In April 2015, a criminal investigation found Frazier, as the city’s animal control supervisor, had unnecessarily killed dozens of animals housed in the shelter for years. City staff who worked with Frazier raised concerns with a police detective, who investigated the case and found many instances were Frazier euthanized animals before waiting for the shelter’s five-day hold period to end. City staff told police that Frazier killed animals for fun.
Despite the detective’s findings, Conger let Frazier quietly retire and dropped the case.
The city reopened the case in December 2015, following a public outcry after the Review-Journal reported about the quashed case.
Conger resigned after his staff reported to the city’s human resources department that he lied about employees coming to him about Frazier. Frazier’s attorney has said she is adamant about her innocence.
Testimony in Frazier’s case reveals Conger preferred to see Frazier retire without facing charges.
City police Detective David Olson and Sgt. Aaron Johnson both testified Conger told them the criminal case against Frazier would be used as a “poker chip.”
“We’re going to use this as a poker chip, kid, because I know about some of this stuff prior and it’s going to look bad if it gets out,” Olson said Conger told him. “So we’re going to let her bow out gracefully and retire and we’re not going to submit charges and we’re not going to arrest her.”
Conger told the Review-Journal in December that he felt felony charges had been an overreach and that Frazier retiring made the whole thing moot.
“People get in trouble and resign all the time,” Conger said then.
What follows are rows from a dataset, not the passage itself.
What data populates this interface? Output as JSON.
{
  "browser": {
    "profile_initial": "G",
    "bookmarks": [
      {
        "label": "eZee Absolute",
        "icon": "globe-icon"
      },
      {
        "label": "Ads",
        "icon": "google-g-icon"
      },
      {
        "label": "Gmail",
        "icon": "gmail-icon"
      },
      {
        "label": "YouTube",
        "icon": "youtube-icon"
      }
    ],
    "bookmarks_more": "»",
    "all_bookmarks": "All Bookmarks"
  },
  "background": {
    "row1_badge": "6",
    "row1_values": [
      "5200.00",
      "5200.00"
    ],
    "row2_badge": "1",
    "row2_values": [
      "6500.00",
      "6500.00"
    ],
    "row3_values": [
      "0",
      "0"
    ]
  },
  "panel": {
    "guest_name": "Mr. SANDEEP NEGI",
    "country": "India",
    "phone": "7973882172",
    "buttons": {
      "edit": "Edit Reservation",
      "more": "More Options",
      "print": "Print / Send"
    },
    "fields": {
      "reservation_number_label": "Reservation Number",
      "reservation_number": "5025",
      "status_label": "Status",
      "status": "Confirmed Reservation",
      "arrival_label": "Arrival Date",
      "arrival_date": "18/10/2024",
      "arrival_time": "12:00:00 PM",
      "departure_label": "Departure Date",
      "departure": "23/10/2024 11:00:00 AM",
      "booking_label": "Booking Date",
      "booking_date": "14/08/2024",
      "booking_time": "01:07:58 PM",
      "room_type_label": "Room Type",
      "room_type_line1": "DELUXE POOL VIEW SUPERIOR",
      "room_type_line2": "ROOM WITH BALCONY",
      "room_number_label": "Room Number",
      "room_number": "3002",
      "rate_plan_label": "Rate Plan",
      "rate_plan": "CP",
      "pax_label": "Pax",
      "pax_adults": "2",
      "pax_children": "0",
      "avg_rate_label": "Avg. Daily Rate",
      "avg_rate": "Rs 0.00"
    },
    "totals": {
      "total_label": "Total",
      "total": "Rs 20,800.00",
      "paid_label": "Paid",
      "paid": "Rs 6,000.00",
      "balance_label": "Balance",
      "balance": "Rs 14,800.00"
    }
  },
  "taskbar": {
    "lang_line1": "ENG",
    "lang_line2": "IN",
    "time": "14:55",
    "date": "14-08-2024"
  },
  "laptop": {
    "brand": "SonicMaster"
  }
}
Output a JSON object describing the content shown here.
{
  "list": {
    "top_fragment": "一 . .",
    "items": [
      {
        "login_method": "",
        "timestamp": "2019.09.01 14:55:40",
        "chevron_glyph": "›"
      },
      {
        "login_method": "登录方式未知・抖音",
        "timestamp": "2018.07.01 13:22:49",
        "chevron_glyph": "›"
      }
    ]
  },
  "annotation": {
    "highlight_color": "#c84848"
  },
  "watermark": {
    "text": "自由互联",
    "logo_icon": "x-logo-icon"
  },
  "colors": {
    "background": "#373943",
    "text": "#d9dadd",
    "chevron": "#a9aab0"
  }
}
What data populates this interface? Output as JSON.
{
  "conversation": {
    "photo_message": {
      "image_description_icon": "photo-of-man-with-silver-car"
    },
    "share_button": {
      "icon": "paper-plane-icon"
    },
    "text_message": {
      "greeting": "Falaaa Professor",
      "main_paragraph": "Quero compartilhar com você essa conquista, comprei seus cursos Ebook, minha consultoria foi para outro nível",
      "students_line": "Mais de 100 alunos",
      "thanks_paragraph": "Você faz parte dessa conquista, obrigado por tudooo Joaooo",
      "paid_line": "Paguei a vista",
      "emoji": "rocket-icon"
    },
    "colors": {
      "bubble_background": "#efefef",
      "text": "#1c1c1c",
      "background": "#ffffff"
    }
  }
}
Former Police Chief Tom Finn, Conger’s predecessor, was present on Tuesday. Finn had obtained public records about the
Frazier case after Conger shut it down and played a role in getting it out in the open.
He said the guilty plea is a black eye for Conger.
“How many times have you seen a head of a police department charged for not doing their job?” Finn said.